◆ To do ◆
Write out the entries exactly, leaving out every picture.

☆ ☆ ☆ ☆

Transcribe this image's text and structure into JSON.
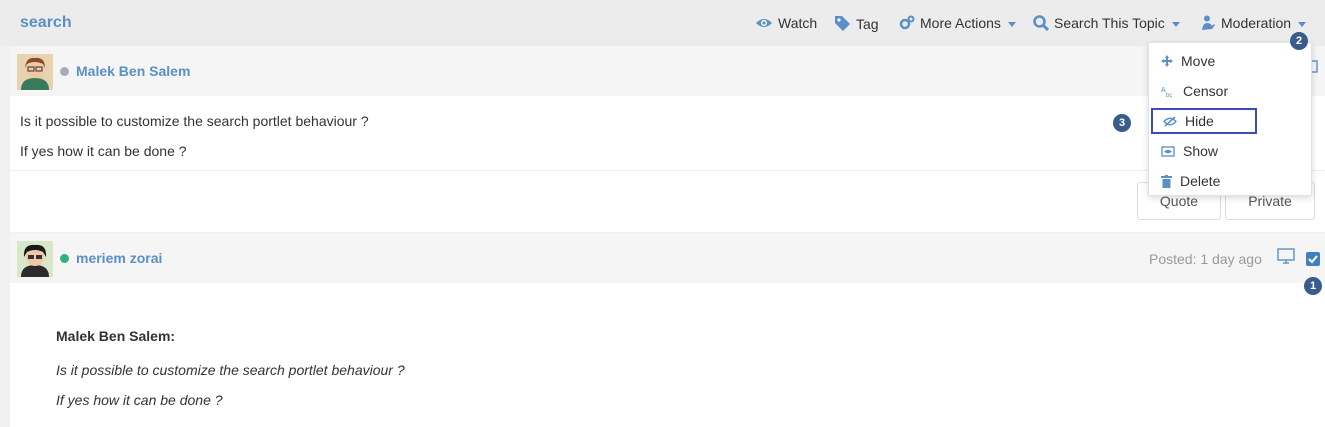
{
  "header": {
    "title": "search",
    "watch": "Watch",
    "tag": "Tag",
    "more_actions": "More Actions",
    "search_topic": "Search This Topic",
    "moderation": "Moderation"
  },
  "moderation_menu": {
    "items": [
      "Move",
      "Censor",
      "Hide",
      "Show",
      "Delete"
    ],
    "active": "Hide"
  },
  "posts": [
    {
      "author": "Malek Ben Salem",
      "lines": [
        "Is it possible to customize the search portlet behaviour ?",
        "If yes how it can be done ?"
      ],
      "buttons": [
        "Quote",
        "Private"
      ]
    },
    {
      "author": "meriem zorai",
      "posted": "Posted: 1 day ago",
      "quote_author": "Malek Ben Salem:",
      "quote_lines": [
        "Is it possible to customize the search portlet behaviour ?",
        "If yes how it can be done ?"
      ]
    }
  ],
  "badges": [
    "1",
    "2",
    "3"
  ],
  "colors": {
    "accent": "#5b8fc7",
    "badge": "#3a5c8c",
    "highlight": "#3b4cb8",
    "online": "#2db37f",
    "offline": "#aab"
  }
}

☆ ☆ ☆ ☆

◆ Reply to the exercise ◆
Transcribe this image's text and structure into JSON.
{
  "header": {
    "title": "search",
    "watch": "Watch",
    "tag": "Tag",
    "more_actions": "More Actions",
    "search_topic": "Search This Topic",
    "moderation": "Moderation"
  },
  "moderation_menu": {
    "items": [
      "Move",
      "Censor",
      "Hide",
      "Show",
      "Delete"
    ],
    "active": "Hide"
  },
  "posts": [
    {
      "author": "Malek Ben Salem",
      "lines": [
        "Is it possible to customize the search portlet behaviour ?",
        "If yes how it can be done ?"
      ],
      "buttons": [
        "Quote",
        "Private"
      ]
    },
    {
      "author": "meriem zorai",
      "posted": "Posted: 1 day ago",
      "quote_author": "Malek Ben Salem:",
      "quote_lines": [
        "Is it possible to customize the search portlet behaviour ?",
        "If yes how it can be done ?"
      ]
    }
  ],
  "badges": [
    "1",
    "2",
    "3"
  ],
  "colors": {
    "accent": "#5b8fc7",
    "badge": "#3a5c8c",
    "highlight": "#3b4cb8",
    "online": "#2db37f",
    "offline": "#aab"
  }
}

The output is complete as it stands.